Citation: Rohdenburg M, Azov VA and Warneke J (2020) New Perspectives in the Noble Gas Chemistry Opened by Electrophilic Anions. Front. Chem. 8:580295. doi: 10.3389/fchem.2020.580295

Received: 05 July 2020; Accepted: 05 October 2020;
Published: 13 November 2020.

Edited by:

Sudip Pan, University of Marburg, Germany

Reviewed by:

Purusottam Jena, Virginia Commonwealth University, United States
Felice Grandinetti, University of Tuscia, Italy
Gabriel Merino, Center for Research and Advanced Studies - Mérida Unit, Mexico

Copyright © 2020 Rohdenburg, Azov and Warneke. This is an open-access article distributed under the terms of the Creative Commons Attribution License (CC BY). The use, distribution or reproduction in other forums is permitted, provided the original author(s) and the copyright owner(s) are credited and that the original publication in this journal is cited, in accordance with accepted academic practice.

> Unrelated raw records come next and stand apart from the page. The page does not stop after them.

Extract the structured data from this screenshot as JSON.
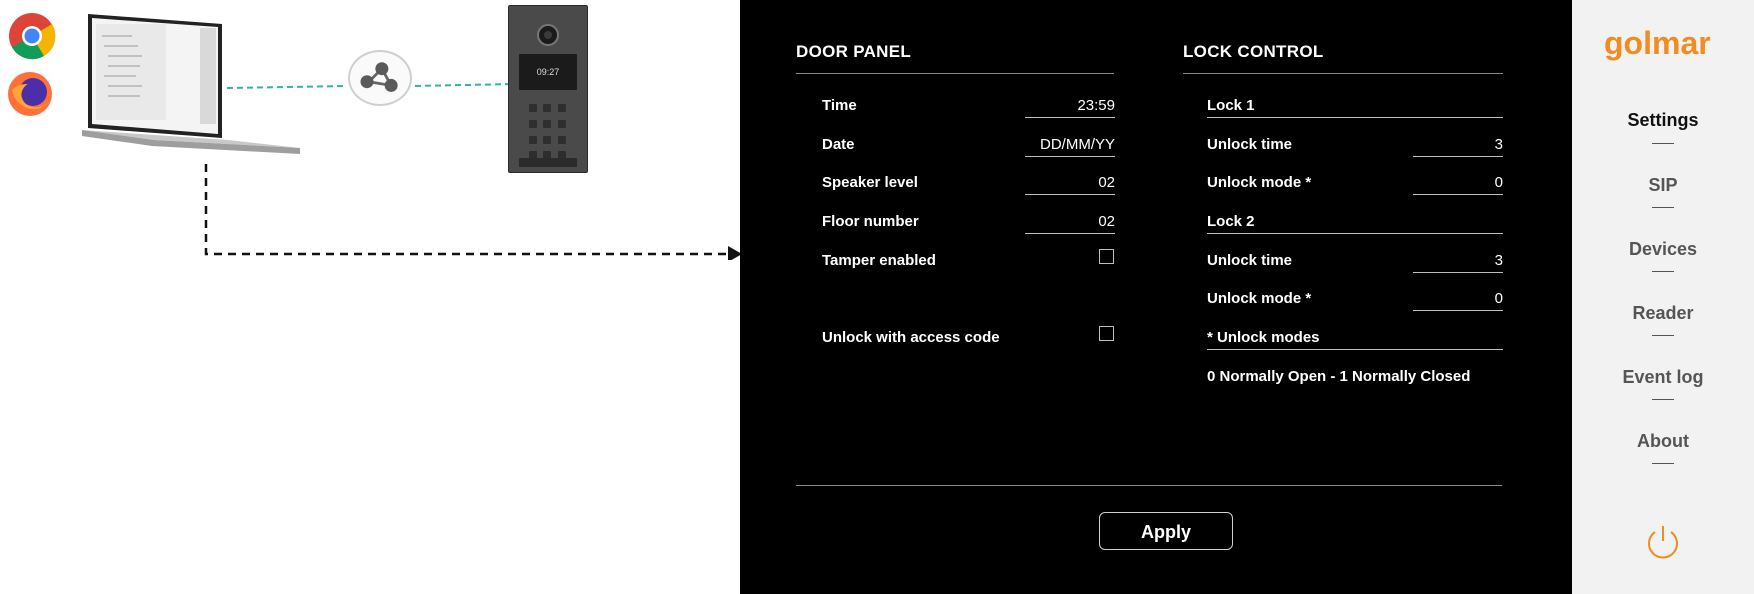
{
  "illustration": {
    "device_time": "09:27"
  },
  "door_panel": {
    "title": "DOOR PANEL",
    "rows": [
      {
        "label": "Time",
        "value": "23:59"
      },
      {
        "label": "Date",
        "value": "DD/MM/YY"
      },
      {
        "label": "Speaker level",
        "value": "02"
      },
      {
        "label": "Floor number",
        "value": "02"
      }
    ],
    "tamper_label": "Tamper enabled",
    "tamper_checked": false,
    "access_code_label": "Unlock with access code",
    "access_code_checked": false
  },
  "lock_control": {
    "title": "LOCK CONTROL",
    "lock1": {
      "heading": "Lock 1",
      "unlock_time_label": "Unlock time",
      "unlock_time_value": "3",
      "unlock_mode_label": "Unlock mode *",
      "unlock_mode_value": "0"
    },
    "lock2": {
      "heading": "Lock 2",
      "unlock_time_label": "Unlock time",
      "unlock_time_value": "3",
      "unlock_mode_label": "Unlock mode *",
      "unlock_mode_value": "0"
    },
    "modes_heading": "* Unlock modes",
    "modes_note": "0 Normally Open - 1 Normally Closed"
  },
  "actions": {
    "apply_label": "Apply"
  },
  "sidebar": {
    "brand": "golmar",
    "brand_color": "#f08c22",
    "items": [
      {
        "label": "Settings",
        "active": true
      },
      {
        "label": "SIP",
        "active": false
      },
      {
        "label": "Devices",
        "active": false
      },
      {
        "label": "Reader",
        "active": false
      },
      {
        "label": "Event log",
        "active": false
      },
      {
        "label": "About",
        "active": false
      }
    ],
    "power_icon": "power-icon"
  }
}
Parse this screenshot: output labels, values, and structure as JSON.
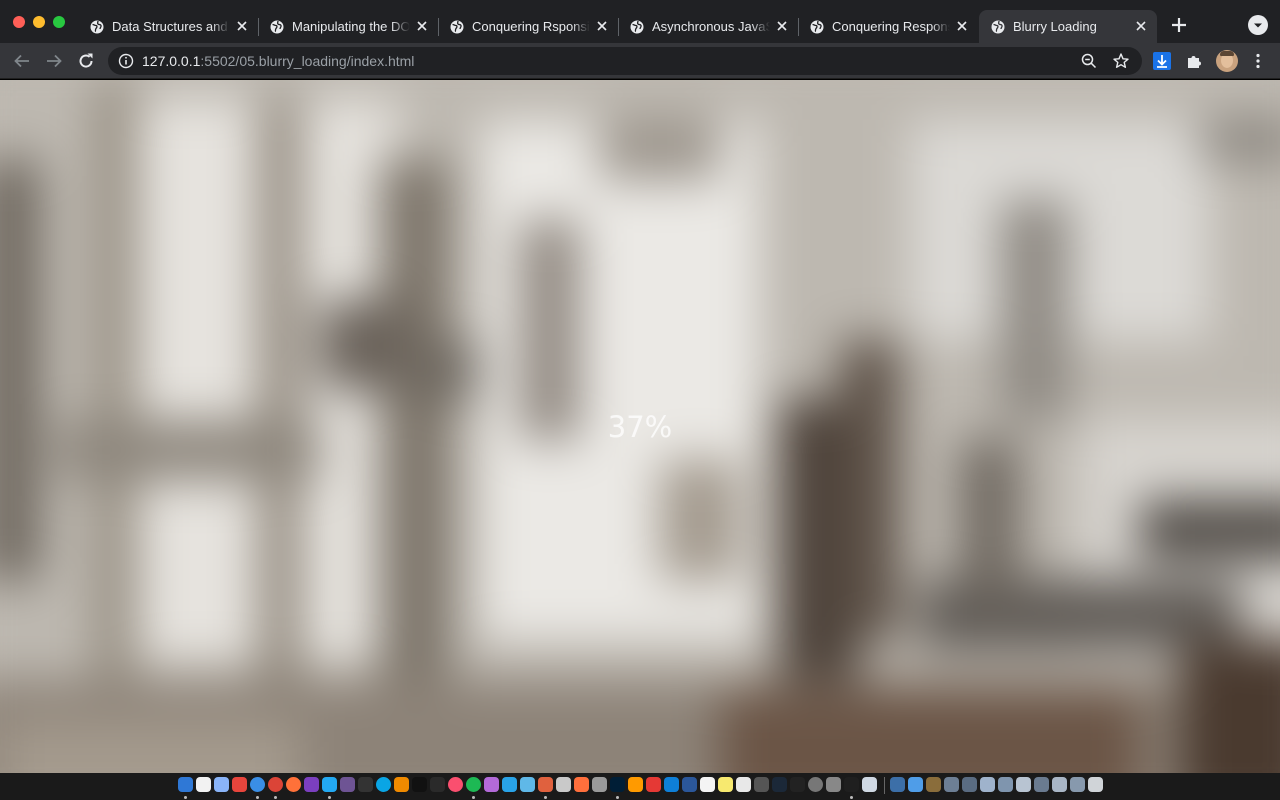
{
  "browser": {
    "tabs": [
      {
        "title": "Data Structures and",
        "active": false
      },
      {
        "title": "Manipulating the DO",
        "active": false
      },
      {
        "title": "Conquering Rsponsi",
        "active": false
      },
      {
        "title": "Asynchronous JavaS",
        "active": false
      },
      {
        "title": "Conquering Respons",
        "active": false
      },
      {
        "title": "Blurry Loading",
        "active": true
      }
    ],
    "address_bar": {
      "host": "127.0.0.1",
      "path": ":5502/05.blurry_loading/index.html"
    }
  },
  "page": {
    "loading_text": "37%",
    "loading_progress_percent": 37
  },
  "colors": {
    "tabstrip": "#202124",
    "toolbar": "#35363a",
    "omnibox": "#202124",
    "tab_text": "#e8eaed",
    "loading_text": "#ffffff"
  },
  "icons": {
    "tab": "globe-icon",
    "tab_close": "close-icon",
    "nav": [
      "back-arrow-icon",
      "forward-arrow-icon",
      "reload-icon"
    ],
    "omnibox": [
      "info-icon",
      "zoom-out-icon",
      "star-icon"
    ],
    "toolbar": [
      "download-icon",
      "extensions-puzzle-icon",
      "profile-avatar",
      "more-vert-icon"
    ]
  }
}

No use, distribution or reproduction is permitted which does not comply with these terms.

*Correspondence: Vladimir A. Azov, AzovV@ufs.ac.za; Jonas Warneke, jonas.warneke@uni-leipzig.de